**AIM OF THE EXERCISE:**
Across the material that follows, tally each line in which "bold" occurs, and state the total alone.
--- DATA RECORDS Enclosed Below ---
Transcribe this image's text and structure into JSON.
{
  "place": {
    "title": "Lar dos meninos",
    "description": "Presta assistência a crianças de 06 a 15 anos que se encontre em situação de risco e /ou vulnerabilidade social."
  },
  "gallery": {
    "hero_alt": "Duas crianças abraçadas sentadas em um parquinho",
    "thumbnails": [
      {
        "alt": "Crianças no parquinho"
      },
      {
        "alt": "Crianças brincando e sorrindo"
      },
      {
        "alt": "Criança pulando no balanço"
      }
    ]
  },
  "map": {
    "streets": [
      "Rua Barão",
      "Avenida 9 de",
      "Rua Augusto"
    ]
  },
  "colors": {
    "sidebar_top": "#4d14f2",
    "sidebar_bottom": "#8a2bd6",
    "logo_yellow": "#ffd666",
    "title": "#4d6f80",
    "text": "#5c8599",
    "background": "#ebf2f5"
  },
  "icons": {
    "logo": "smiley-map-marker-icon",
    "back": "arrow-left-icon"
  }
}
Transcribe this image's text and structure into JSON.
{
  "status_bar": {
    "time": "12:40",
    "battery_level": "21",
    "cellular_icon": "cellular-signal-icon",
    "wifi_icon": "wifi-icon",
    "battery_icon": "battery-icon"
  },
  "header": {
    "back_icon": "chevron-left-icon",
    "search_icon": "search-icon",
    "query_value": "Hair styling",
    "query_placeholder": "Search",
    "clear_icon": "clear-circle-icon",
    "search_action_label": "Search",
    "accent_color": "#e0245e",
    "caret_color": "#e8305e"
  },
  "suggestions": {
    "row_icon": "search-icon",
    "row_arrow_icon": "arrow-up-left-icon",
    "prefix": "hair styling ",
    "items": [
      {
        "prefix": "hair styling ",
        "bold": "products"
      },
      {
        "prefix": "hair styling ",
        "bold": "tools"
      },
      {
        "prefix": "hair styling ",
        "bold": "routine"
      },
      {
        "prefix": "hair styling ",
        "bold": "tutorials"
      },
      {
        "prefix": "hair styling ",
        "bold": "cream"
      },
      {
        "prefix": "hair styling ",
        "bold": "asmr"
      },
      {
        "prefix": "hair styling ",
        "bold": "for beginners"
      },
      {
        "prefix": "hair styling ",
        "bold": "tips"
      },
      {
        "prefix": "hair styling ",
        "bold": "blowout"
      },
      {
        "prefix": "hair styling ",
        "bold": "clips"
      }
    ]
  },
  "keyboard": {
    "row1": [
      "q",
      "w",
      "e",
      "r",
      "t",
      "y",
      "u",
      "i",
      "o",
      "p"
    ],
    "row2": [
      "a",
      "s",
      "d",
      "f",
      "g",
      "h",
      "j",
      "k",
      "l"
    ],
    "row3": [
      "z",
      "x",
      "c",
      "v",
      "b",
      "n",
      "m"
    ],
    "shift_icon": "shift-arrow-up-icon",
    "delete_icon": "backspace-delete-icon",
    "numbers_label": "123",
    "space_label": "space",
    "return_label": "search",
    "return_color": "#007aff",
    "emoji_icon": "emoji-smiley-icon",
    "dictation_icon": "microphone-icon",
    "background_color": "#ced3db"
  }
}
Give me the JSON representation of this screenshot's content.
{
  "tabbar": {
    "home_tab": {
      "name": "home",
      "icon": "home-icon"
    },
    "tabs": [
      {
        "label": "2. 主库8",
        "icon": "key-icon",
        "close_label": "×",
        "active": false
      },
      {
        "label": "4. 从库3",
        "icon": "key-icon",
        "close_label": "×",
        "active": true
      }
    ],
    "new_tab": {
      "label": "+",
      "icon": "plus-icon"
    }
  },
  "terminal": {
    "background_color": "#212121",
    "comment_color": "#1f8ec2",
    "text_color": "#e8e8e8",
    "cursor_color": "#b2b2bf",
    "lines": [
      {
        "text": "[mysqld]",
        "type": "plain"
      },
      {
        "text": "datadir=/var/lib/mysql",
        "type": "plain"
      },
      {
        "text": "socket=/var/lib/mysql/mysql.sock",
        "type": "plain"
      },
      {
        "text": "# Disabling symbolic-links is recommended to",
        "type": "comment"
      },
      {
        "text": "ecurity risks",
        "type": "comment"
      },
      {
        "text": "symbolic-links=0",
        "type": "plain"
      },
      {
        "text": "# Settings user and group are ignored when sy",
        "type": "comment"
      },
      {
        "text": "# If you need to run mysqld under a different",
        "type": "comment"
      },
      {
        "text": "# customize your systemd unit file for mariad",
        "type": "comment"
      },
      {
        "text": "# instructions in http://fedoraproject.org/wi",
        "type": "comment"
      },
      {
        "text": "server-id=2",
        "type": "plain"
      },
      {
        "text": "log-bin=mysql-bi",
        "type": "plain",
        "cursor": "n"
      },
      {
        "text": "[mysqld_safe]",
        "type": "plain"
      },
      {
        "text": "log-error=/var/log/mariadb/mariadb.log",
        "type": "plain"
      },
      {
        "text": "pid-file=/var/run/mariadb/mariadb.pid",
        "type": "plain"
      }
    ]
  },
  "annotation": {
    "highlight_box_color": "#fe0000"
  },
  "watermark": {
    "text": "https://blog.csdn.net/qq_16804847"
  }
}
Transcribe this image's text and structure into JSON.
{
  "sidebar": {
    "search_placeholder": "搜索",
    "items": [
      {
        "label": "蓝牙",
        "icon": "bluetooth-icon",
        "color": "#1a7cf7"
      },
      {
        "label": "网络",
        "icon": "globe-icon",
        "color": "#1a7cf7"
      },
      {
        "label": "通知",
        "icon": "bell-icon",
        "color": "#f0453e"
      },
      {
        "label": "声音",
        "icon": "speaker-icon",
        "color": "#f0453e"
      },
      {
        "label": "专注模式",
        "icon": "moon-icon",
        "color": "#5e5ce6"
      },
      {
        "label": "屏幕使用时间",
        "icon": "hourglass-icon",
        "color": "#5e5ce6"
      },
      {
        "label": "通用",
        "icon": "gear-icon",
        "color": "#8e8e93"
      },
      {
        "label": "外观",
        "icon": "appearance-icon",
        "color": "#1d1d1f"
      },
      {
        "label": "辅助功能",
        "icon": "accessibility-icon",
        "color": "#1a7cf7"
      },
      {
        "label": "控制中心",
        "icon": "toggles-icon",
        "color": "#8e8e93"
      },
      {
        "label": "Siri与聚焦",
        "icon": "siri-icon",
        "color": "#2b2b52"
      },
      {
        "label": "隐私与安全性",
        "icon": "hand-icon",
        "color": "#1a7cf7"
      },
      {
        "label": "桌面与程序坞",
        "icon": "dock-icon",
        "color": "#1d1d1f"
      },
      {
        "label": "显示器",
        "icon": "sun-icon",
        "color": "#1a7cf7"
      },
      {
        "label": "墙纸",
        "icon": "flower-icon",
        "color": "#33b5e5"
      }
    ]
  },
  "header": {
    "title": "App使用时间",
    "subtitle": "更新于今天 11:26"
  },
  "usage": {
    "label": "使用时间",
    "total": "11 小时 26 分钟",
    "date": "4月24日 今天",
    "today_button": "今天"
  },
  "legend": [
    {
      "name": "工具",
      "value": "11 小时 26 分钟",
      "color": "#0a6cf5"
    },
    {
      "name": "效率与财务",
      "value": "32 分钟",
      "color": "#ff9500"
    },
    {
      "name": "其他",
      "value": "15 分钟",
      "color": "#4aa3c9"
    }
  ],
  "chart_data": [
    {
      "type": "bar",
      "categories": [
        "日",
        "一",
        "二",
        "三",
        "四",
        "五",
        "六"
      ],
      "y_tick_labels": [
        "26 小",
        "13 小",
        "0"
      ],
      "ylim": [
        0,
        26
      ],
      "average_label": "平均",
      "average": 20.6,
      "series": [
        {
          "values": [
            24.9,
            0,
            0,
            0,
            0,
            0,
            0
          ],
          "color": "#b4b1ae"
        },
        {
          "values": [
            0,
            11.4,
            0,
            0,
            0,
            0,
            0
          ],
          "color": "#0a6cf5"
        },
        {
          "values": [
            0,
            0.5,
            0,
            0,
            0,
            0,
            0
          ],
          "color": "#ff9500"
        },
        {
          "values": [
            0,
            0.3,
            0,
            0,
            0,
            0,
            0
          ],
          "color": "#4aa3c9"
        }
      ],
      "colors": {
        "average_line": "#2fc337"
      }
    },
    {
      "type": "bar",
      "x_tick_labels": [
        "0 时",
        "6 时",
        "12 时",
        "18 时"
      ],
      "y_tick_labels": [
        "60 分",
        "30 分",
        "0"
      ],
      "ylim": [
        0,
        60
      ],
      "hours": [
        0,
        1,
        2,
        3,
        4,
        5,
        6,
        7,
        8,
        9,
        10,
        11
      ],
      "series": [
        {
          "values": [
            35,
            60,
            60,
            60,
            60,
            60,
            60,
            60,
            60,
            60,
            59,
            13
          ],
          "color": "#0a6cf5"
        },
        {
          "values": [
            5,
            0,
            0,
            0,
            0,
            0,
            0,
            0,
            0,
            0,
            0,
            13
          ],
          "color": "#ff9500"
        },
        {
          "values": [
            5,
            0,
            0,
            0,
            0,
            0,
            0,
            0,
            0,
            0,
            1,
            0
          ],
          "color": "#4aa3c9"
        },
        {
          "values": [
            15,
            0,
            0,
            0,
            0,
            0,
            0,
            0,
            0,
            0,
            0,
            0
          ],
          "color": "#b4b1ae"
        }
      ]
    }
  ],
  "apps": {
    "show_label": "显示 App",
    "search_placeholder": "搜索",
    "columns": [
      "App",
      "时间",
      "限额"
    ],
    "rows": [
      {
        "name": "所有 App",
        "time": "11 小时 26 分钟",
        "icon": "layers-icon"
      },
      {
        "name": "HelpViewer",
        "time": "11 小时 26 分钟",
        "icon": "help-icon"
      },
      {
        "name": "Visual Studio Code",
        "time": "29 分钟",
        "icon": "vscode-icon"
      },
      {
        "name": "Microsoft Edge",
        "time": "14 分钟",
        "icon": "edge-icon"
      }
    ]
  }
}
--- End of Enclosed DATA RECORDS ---
**SOLVED EXERCISE:**
10